Realizing all of this will require, of course, commitment of funding from a diversity of sources– to build out infrastructure, provide technical assistance to cities interested in making it happen, and designing and engineering actual product. Housing development agencies spend over $200,000 to build a single unit of affordable housing– with funding for our product platform, we think we could substantially lower that cost and substantially increase the rate of housing development.

We’ve already done a lot of the work of assembling the necessary partnerships, we’ve acquired some exploratory grant funding from a variety of federal sources, and, with the assistance of some municipal partners, we even have some potential sites picked out for pilot projects. In Michigan, we’re looking to do this on a regional scale, making use of the state’s legacy of manufacturing and industrial innovation alongside our legacies of resource production for things like steel and lumber. And we’re looking to facilitate the development on a large scale of good quality, energy-efficient, affordable housing– in Detroit and beyond.

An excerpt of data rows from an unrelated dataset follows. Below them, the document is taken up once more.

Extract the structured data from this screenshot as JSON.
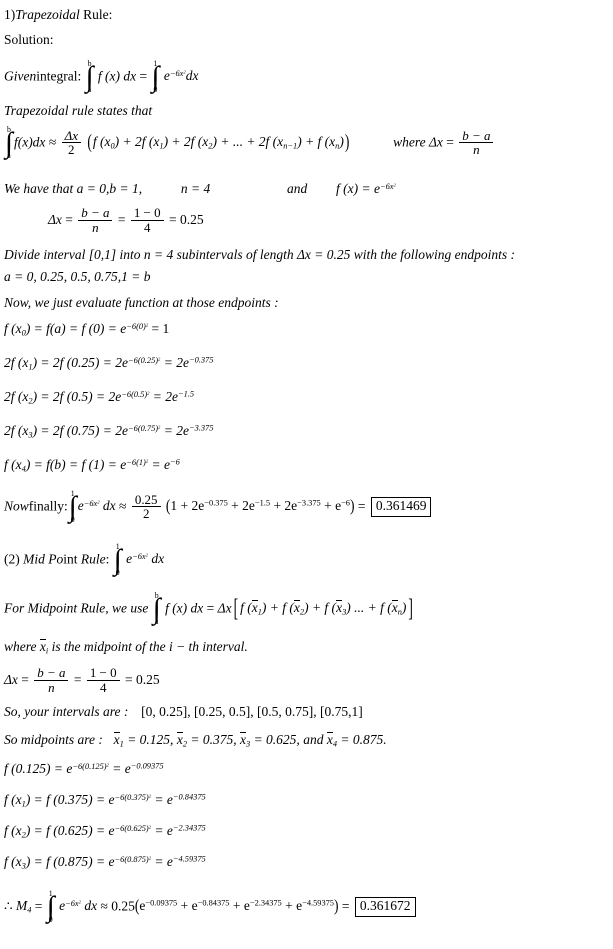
{
  "document": {
    "title_line": "1)Trapezoidal Rule:",
    "title_number": "1)",
    "title_term": "Trapezoidal",
    "title_rest": " Rule:",
    "solution_label": "Solution:"
  },
  "trapezoid": {
    "given_label": "Given",
    "given_rest": "integral:",
    "integrand": "e",
    "exponent": "−6x",
    "exponent_sq": "2",
    "dx": "dx",
    "fx_dx": "f (x) dx",
    "limit_lower_ab": "a",
    "limit_upper_ab": "b",
    "limit_lower_01": "0",
    "limit_upper_01": "1",
    "states_that": "Trapezoidal rule states that",
    "rule_lhs": "f(x)dx",
    "approx": "≈",
    "frac_num": "Δx",
    "frac_den": "2",
    "rule_terms": "(f (x0) + 2f (x1) + 2f (x2) + ... + 2f (xn−1) + f (xn))",
    "where_label": "where",
    "delta_x": "Δx",
    "equals": "=",
    "ba_num": "b − a",
    "ba_den": "n",
    "we_have_that": "We have that",
    "a_val": "a = 0,",
    "b_val": "b = 1,",
    "n_val": "n = 4",
    "and_label": "and",
    "fx_label": "f (x) =",
    "dx_calc_num2": "1 − 0",
    "dx_calc_den2": "4",
    "dx_result": "= 0.25",
    "divide_interval": "Divide interval [0,1] into n = 4 subintervals of length Δx = 0.25 with the following endpoints :",
    "endpoints": "a = 0, 0.25, 0.5, 0.75,1 = b",
    "now_evaluate": "Now, we just evaluate function at those endpoints :",
    "evaluations": [
      {
        "lhs": "f (x0) = f(a) = f (0) = e",
        "exp_inner": "−6(0)",
        "result": "= 1",
        "sub": "0",
        "label": "f-x0"
      },
      {
        "lhs": "2f (x1) = 2f (0.25) = 2e",
        "exp_inner": "−6(0.25)",
        "result": "= 2e",
        "result_exp": "−0.375",
        "sub": "1",
        "label": "f-x1"
      },
      {
        "lhs": "2f (x2) = 2f (0.5) = 2e",
        "exp_inner": "−6(0.5)",
        "result": "= 2e",
        "result_exp": "−1.5",
        "sub": "2",
        "label": "f-x2"
      },
      {
        "lhs": "2f (x3) = 2f (0.75) = 2e",
        "exp_inner": "−6(0.75)",
        "result": "= 2e",
        "result_exp": "−3.375",
        "sub": "3",
        "label": "f-x3"
      },
      {
        "lhs": "f (x4) = f(b) = f (1) = e",
        "exp_inner": "−6(1)",
        "result": "= e",
        "result_exp": "−6",
        "sub": "4",
        "label": "f-x4"
      }
    ],
    "now_finally_label": "Now",
    "now_finally_rest": "finally:",
    "final_coef_num": "0.25",
    "final_coef_den": "2",
    "final_terms_1": "1 + 2e",
    "final_exp_1": "−0.375",
    "final_terms_2": " + 2e",
    "final_exp_2": "−1.5",
    "final_terms_3": " + 2e",
    "final_exp_3": "−3.375",
    "final_terms_4": " + e",
    "final_exp_4": "−6",
    "final_equals": "=",
    "answer": "0.361469"
  },
  "midpoint": {
    "heading_num": "(2)",
    "heading_term": "Mid Po",
    "heading_term2": "int Rule",
    "heading_colon": ":",
    "for_midpoint": "For Midpoint Rule, we use",
    "fx_dx": "f (x) dx",
    "equals": "=",
    "delta_x": "Δx",
    "bracket_terms": "[f (x̅1) + f (x̅2) + f (x̅3) ... + f (x̅n)]",
    "bar_subs": [
      "1",
      "2",
      "3",
      "n"
    ],
    "where_xi_1": "where",
    "where_xi_2": "is the midpoint of the i − th interval.",
    "xi_sub": "i",
    "dx_line_num": "b − a",
    "dx_line_den": "n",
    "dx_line_num2": "1 − 0",
    "dx_line_den2": "4",
    "dx_line_result": "= 0.25",
    "intervals_label": "So, your intervals are :",
    "intervals": [
      "[0, 0.25],",
      "[0.25, 0.5],",
      "[0.5, 0.75],",
      "[0.75,1]"
    ],
    "midpoints_label": "So midpoints are :",
    "midpoints": [
      {
        "sub": "1",
        "value": "= 0.125,"
      },
      {
        "sub": "2",
        "value": "= 0.375,"
      },
      {
        "sub": "3",
        "value": "= 0.625,"
      },
      {
        "sub": "4",
        "value": "= 0.875."
      }
    ],
    "midpoints_and": "and",
    "evaluations": [
      {
        "lhs": "f (0.125) = e",
        "exp_inner": "−6(0.125)",
        "result": "= e",
        "result_exp": "−0.09375",
        "label": "f-mid-0125"
      },
      {
        "lhs": "f (x1) = f (0.375) = e",
        "exp_inner": "−6(0.375)",
        "result": "= e",
        "result_exp": "−0.84375",
        "sub": "1",
        "label": "f-mid-0375"
      },
      {
        "lhs": "f (x2) = f (0.625) = e",
        "exp_inner": "−6(0.625)",
        "result": "= e",
        "result_exp": "−2.34375",
        "sub": "2",
        "label": "f-mid-0625"
      },
      {
        "lhs": "f (x3) = f (0.875) = e",
        "exp_inner": "−6(0.875)",
        "result": "= e",
        "result_exp": "−4.59375",
        "sub": "3",
        "label": "f-mid-0875"
      }
    ],
    "therefore": "∴",
    "M_label": "M",
    "M_sub": "4",
    "M_equals": "=",
    "M_coef": "0.25",
    "M_terms_1": "e",
    "M_exp_1": "−0.09375",
    "M_terms_2": " + e",
    "M_exp_2": "−0.84375",
    "M_terms_3": " + e",
    "M_exp_3": "−2.34375",
    "M_terms_4": " + e",
    "M_exp_4": "−4.59375",
    "answer": "0.361672"
  },
  "symbols": {
    "integral": "∫",
    "approx": "≈",
    "delta": "Δ",
    "minus": "−"
  },
  "colors": {
    "text": "#000000",
    "background": "#ffffff",
    "box_border": "#000000"
  }
}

If you’re interested in getting in touch to talk about how we can use modular construction in your regional market, you know where to find me.

Nat M. Zorach

Nat M. Zorach, AICP, MBA, is a city planner and energy professional based in Detroit, where he writes about infrastructure, sustainability, tech, and more. A native of Lancaster, Pennsylvania, he attended Grinnell College in Iowa, the Kogod School of Business at American University, the POCACITO transatlantic program, the SISE program at the University of Illinois Chicago, and he is also a StartingBloc Social Innovation Fellow. He enjoys long walks through historic, disinvested Rust Belt neighborhoods at sunset. (Nat's views and opinions are his own and do not represent those of his employer).

Leave a Reply